Hallock City Council disappointed by the damage
By Anna Jauhola
Flooding caused considerable damage at Hallock’s spillway this spring, due to the changes at the dam.
The Hallock City Council discussed the issue during its Monday, June 6 meeting.
In recent weeks, the city had Weleske Improvements put in place a clay and earthen levee across the front end of the concrete emergency spillway to stop the flow. Mayor Dave Treumer said Houston Engineering has been to the site and is in communication with the city, but will return to further inspect the damage.

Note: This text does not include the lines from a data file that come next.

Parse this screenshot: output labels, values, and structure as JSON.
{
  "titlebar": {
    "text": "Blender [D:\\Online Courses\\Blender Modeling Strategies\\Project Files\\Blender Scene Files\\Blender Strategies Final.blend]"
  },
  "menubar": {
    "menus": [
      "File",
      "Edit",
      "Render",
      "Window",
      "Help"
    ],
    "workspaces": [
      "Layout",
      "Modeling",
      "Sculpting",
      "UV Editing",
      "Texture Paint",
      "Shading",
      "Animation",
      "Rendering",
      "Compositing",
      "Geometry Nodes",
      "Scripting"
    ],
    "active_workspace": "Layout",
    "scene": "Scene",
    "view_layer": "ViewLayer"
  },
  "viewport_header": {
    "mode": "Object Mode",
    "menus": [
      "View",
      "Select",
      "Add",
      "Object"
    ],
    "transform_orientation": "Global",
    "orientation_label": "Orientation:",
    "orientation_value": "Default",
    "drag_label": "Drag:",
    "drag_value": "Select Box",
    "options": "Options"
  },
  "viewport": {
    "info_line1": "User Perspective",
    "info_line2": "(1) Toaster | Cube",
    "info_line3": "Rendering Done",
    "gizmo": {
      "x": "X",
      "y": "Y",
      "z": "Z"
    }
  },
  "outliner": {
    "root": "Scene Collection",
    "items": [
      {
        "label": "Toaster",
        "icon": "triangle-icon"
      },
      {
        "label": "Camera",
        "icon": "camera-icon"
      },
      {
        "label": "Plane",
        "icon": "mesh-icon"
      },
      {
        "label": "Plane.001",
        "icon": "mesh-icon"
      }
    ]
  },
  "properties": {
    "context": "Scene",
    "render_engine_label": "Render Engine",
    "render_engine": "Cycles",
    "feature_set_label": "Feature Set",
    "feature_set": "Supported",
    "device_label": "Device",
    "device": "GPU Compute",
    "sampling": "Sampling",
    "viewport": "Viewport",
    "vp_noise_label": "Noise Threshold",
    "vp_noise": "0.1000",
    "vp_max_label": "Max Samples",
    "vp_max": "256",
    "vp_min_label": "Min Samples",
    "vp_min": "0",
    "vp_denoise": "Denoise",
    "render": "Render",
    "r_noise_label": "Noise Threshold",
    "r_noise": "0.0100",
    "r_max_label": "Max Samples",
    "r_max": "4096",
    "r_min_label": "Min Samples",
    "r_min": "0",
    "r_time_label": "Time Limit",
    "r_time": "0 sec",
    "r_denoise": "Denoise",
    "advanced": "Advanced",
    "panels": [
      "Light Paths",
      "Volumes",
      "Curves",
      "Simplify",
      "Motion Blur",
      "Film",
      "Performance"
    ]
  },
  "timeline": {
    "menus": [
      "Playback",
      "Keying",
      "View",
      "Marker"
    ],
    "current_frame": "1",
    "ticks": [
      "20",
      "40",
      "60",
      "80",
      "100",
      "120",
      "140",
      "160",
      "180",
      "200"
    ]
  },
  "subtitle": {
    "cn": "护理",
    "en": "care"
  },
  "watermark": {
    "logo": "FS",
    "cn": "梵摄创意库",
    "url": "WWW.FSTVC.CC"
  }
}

Hallock received a $2 million grant through the Lessard-Sams Outdoor Heritage Council in 2019 to redo the dam. Houston Engineering of Thief River Falls bid and designed the project, which was executed in 2021 through the subcontractor, Spruce Valley Corporation, Middle River.
As the water ran through the spillway this spring, Treumer said it cut its own channel, which eroded earth on the north end of the spillway and cut under the concrete, which caused a lot of damage.

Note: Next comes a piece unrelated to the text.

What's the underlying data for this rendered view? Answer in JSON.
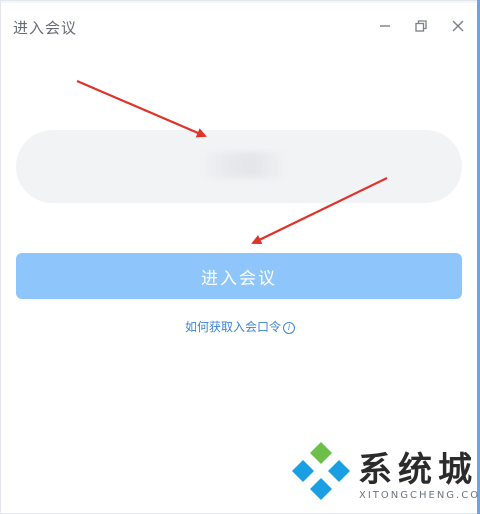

Utilities Superintendent Dan Larson said he’d like to at least fill the hole in along the edge of the concrete. It’s currently blocked off with cones.
“If somebody did go through those cones, you’re looking at a three to four-foot drop,” Larson said.

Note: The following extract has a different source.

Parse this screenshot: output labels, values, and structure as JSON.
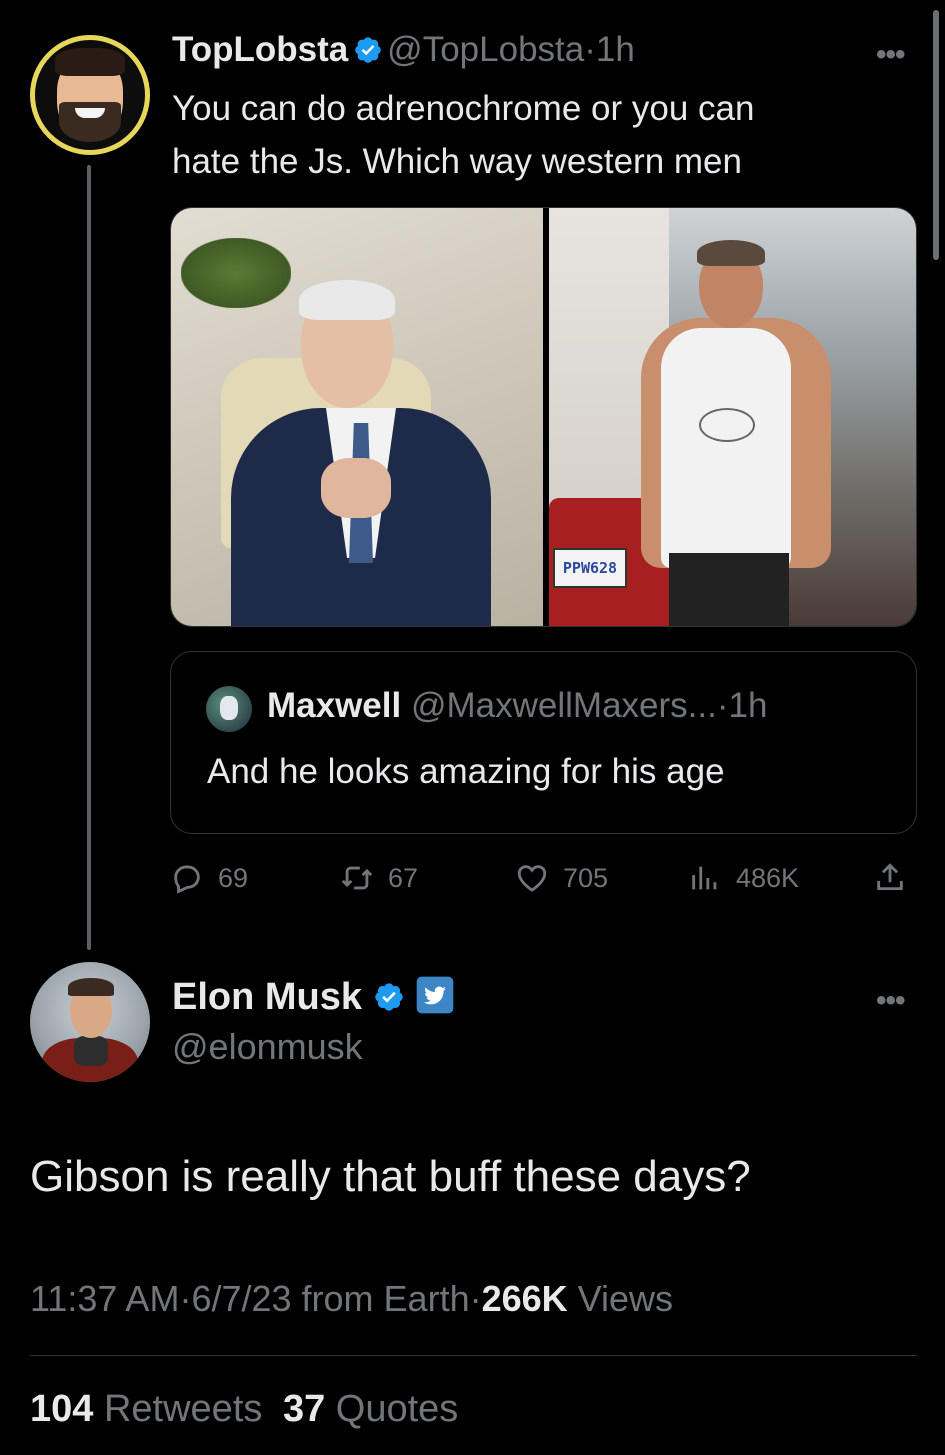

“(Jeff Langan) said we could do that and keep track of it,” Treumer said. Langan is the project engineer for Houston Engineering. “They’re still working on the FEMA end of it. We can do it for safety.”
Councilor Mike Totleben asked if Houston Engineering will be paying for the damages and repair.
“You were here when they said they guaranteed their work. He said that right here at a city council meeting,” Treumer said.
City Clerk/Administrator Aimee Sugden said she has been tracking expenses related to the issue and has already met with a FEMA representative. It’s possible the damage estimate for the dam will help trigger a disaster declaration and the damage will be paid for through federal funding.
“That’s an event we’re going to have every year, so it’s going to have to be re-engineered anyway and fixed,” Treumer said. “I’ve already said what I’ve said about getting FEMA to pay for something that wasn’t an extraordinary event, but it does qualify, I guess.”
Sugden also submitted other issues related to spring flooding that she hopes FEMA will cover, such as a crack in the levee at Fourth Street, and some graves at Greenwood Cemetery that are about ready to fall into the river. She said these issues were exacerbated by the spring flood.